Problem to solve ->
The expected output is every entry, repeated exactly.

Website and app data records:

- - - - - - -

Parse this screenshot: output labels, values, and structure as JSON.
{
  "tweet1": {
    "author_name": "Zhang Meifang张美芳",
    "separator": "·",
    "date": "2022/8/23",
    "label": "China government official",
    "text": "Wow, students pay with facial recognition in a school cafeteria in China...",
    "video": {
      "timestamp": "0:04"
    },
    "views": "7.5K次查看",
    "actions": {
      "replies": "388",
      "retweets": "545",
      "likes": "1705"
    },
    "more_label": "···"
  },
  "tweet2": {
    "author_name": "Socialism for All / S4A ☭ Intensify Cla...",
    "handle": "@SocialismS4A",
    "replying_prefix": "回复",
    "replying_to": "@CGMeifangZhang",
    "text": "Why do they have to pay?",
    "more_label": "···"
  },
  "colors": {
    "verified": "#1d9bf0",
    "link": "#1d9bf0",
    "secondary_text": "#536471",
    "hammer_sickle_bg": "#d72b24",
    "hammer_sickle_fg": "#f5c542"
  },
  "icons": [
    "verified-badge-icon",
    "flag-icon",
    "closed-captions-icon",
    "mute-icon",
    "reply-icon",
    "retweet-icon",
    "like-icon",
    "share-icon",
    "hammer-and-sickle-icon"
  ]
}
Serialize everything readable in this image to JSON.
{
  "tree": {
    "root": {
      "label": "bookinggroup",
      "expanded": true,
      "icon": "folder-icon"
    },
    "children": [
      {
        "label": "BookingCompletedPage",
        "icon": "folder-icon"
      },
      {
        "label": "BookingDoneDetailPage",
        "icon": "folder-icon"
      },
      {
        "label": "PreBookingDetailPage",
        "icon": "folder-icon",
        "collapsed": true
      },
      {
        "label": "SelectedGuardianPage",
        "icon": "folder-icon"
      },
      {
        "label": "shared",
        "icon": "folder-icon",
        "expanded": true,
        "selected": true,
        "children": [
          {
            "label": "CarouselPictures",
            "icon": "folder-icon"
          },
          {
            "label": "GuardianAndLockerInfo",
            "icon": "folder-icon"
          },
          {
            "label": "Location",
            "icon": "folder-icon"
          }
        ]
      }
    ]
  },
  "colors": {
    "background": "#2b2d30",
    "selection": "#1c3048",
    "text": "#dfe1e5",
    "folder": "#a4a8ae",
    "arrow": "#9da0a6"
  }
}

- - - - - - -

Written solution ->
Parse this screenshot: output labels, values, and structure as JSON.
{
  "tweet1": {
    "author_name": "Zhang Meifang张美芳",
    "separator": "·",
    "date": "2022/8/23",
    "label": "China government official",
    "text": "Wow, students pay with facial recognition in a school cafeteria in China...",
    "video": {
      "timestamp": "0:04"
    },
    "views": "7.5K次查看",
    "actions": {
      "replies": "388",
      "retweets": "545",
      "likes": "1705"
    },
    "more_label": "···"
  },
  "tweet2": {
    "author_name": "Socialism for All / S4A ☭ Intensify Cla...",
    "handle": "@SocialismS4A",
    "replying_prefix": "回复",
    "replying_to": "@CGMeifangZhang",
    "text": "Why do they have to pay?",
    "more_label": "···"
  },
  "colors": {
    "verified": "#1d9bf0",
    "link": "#1d9bf0",
    "secondary_text": "#536471",
    "hammer_sickle_bg": "#d72b24",
    "hammer_sickle_fg": "#f5c542"
  },
  "icons": [
    "verified-badge-icon",
    "flag-icon",
    "closed-captions-icon",
    "mute-icon",
    "reply-icon",
    "retweet-icon",
    "like-icon",
    "share-icon",
    "hammer-and-sickle-icon"
  ]
}
Serialize everything readable in this image to JSON.
{
  "tree": {
    "root": {
      "label": "bookinggroup",
      "expanded": true,
      "icon": "folder-icon"
    },
    "children": [
      {
        "label": "BookingCompletedPage",
        "icon": "folder-icon"
      },
      {
        "label": "BookingDoneDetailPage",
        "icon": "folder-icon"
      },
      {
        "label": "PreBookingDetailPage",
        "icon": "folder-icon",
        "collapsed": true
      },
      {
        "label": "SelectedGuardianPage",
        "icon": "folder-icon"
      },
      {
        "label": "shared",
        "icon": "folder-icon",
        "expanded": true,
        "selected": true,
        "children": [
          {
            "label": "CarouselPictures",
            "icon": "folder-icon"
          },
          {
            "label": "GuardianAndLockerInfo",
            "icon": "folder-icon"
          },
          {
            "label": "Location",
            "icon": "folder-icon"
          }
        ]
      }
    ]
  },
  "colors": {
    "background": "#2b2d30",
    "selection": "#1c3048",
    "text": "#dfe1e5",
    "folder": "#a4a8ae",
    "arrow": "#9da0a6"
  }
}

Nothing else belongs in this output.